- Why would I need a repayment plan?
- How do I decide if a repayment plan is reasonable?
- What if the landlord doesn’t offer me a reasonable repayment plan?
- What if I agree to a repayment plan and fail to pay?
- Do I have to pay rent after the moratorium ends?
- Can I get help paying the rent?
- My landlord is trying to collect the rent or evict me now anyway.
*Read this only if you live in the state of Washington.
Why would I need a repayment plan?
Under the governor's moratorium, renters have a right to ask for a repayment plan to pay rent that was due since March 2020 onward, which you could not pay because of the pandemic.
*For the most up-to-date information about eviction moratoria, read Coronavirus (COVID-19): There are only a few reasons your landlord can evict you right now
You can't be evicted for failing to pay rent during the moratorium, if that failure is related to COVID-19. Your landlord may ask you to enter a repayment plan for unpaid rent. This plan has to be specific to your own ability to pay. If you reject the plan or fail to make payments on a plan you agree to, you may be evicted after the moratorium ends.
*You are still responsible to pay your rent. An "eviction moratorium" just pauses an eviction process. If you can pay the rent, or part of it, do it!
How do I decide if a repayment plan is reasonable?

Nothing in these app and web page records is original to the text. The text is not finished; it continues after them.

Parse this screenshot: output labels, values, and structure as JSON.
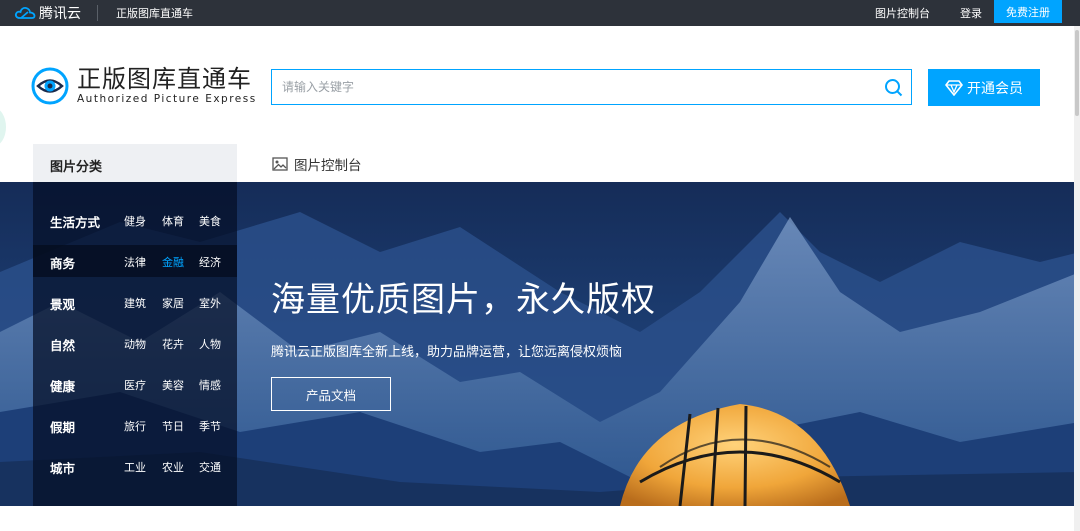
{
  "topbar": {
    "logo_text": "腾讯云",
    "product_name": "正版图库直通车",
    "console_link": "图片控制台",
    "login_link": "登录",
    "register_button": "免费注册"
  },
  "brand": {
    "title": "正版图库直通车",
    "subtitle": "Authorized Picture Express"
  },
  "search": {
    "placeholder": "请输入关键字",
    "value": ""
  },
  "vip_button": "开通会员",
  "categories": {
    "header": "图片分类",
    "rows": [
      {
        "name": "生活方式",
        "subs": [
          "健身",
          "体育",
          "美食"
        ]
      },
      {
        "name": "商务",
        "subs": [
          "法律",
          "金融",
          "经济"
        ],
        "active": true,
        "highlighted_sub": "金融"
      },
      {
        "name": "景观",
        "subs": [
          "建筑",
          "家居",
          "室外"
        ]
      },
      {
        "name": "自然",
        "subs": [
          "动物",
          "花卉",
          "人物"
        ]
      },
      {
        "name": "健康",
        "subs": [
          "医疗",
          "美容",
          "情感"
        ]
      },
      {
        "name": "假期",
        "subs": [
          "旅行",
          "节日",
          "季节"
        ]
      },
      {
        "name": "城市",
        "subs": [
          "工业",
          "农业",
          "交通"
        ]
      }
    ]
  },
  "console_tab": "图片控制台",
  "hero": {
    "title": "海量优质图片，永久版权",
    "description": "腾讯云正版图库全新上线，助力品牌运营，让您远离侵权烦恼",
    "button": "产品文档"
  },
  "colors": {
    "accent": "#00a4ff",
    "topbar_bg": "#2d323a",
    "hero_bg": "#1f4580"
  }
}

The governor's order says that a landlord cannot evict you for not paying rent unless you refuse or fail to pay on a repayment plan that is based on your own financial, health, or other circumstances.

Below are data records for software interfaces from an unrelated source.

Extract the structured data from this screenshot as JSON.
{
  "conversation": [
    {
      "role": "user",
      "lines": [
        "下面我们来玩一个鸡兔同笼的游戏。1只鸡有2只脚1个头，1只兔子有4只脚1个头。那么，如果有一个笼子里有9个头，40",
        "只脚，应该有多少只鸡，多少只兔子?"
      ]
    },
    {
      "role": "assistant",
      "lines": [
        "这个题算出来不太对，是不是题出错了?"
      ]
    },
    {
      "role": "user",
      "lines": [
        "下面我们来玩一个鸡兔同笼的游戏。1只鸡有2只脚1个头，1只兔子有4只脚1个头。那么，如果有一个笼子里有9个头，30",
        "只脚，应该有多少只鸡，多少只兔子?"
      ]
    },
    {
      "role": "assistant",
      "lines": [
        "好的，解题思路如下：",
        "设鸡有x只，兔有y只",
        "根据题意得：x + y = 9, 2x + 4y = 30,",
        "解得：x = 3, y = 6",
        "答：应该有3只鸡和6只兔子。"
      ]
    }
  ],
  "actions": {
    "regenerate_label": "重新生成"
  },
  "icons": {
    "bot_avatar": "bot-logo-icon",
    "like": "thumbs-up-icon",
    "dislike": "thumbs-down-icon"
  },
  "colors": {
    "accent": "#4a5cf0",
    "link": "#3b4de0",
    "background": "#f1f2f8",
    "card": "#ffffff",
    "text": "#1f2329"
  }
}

For example, if you have no income and no money, it may be reasonable to tell a landlord you can't pay on the back rent you owe until you have a job again.
What if the landlord doesn't offer me a reasonable repayment plan?
If your landlord doesn't offer or agree to a reasonable plan, they cannot try to collect the rent. They cannot report it on your credit, sue you to collect it, or evict you for not paying it.
What if I agree to a repayment plan and fail to pay?
The landlord can evict you once the moratorium ends. It is important that you only agree to a repayment plan if you are sure you can pay it. Do not feel pressured to agree to something you cannot pay. If you are pressured, make a complaint to the Attorney General's Office. (Contact information below.)
Do I have to pay rent after the moratorium ends?
Yes. If you do not pay rent due after that, you could be evicted.
In the meantime, a new state law that took effect on June 11, 2020 may give you options about when your rent is due. Read Can I Change the Date My Rent is Due. This can also help you avoid late fees.
Can I get help paying the rent?
Maybe. Try multiple sources for payment assistance, including:
Try calling 2-1-1 or visit wa211.org.
Department of Social and Health Services (DSHS) has programs you might be eligible for. Go to washingtonconnection.org to apply online, or call the DSHS customer service contact center at 877-501-2233.
Checkt the list of community action agencies near you.
Check the Rental Housing Association of Washington, under "Financial Assistance for Renters" at www.rhawa.org/covid-19#financialrenters,
Check online for an Associate Economic Development Organization (ADO) near you: www.commerce.wa.gov/growing-the-economy/local-economic-partnerships.
My landlord is trying to collect the rent or evict me now anyway.
Get legal help right away.
In King County, call 2-1-1 weekdays between 8:00 am - 6:00 pm. They will refer you to a legal aid provider.
Outside King County, call CLEAR Hotline: 1-888-201-1014, weekdays between 9:15 am and 12:15 pm
Seniors (age 60 and over) can also call CLEAR*Sr at 1-888-387-7111, statewide.
Deaf, hard of hearing or speech-impaired callers can call CLEAR or 211 (or toll-free 1-877-211-9274) using a relay service of your choice.
CLEAR and 211 will provide free interpreters.
Also, let the state Attorney General's office know that your landlord is trying to evict you.
We also have sample forms below that you can use, depending on your situation.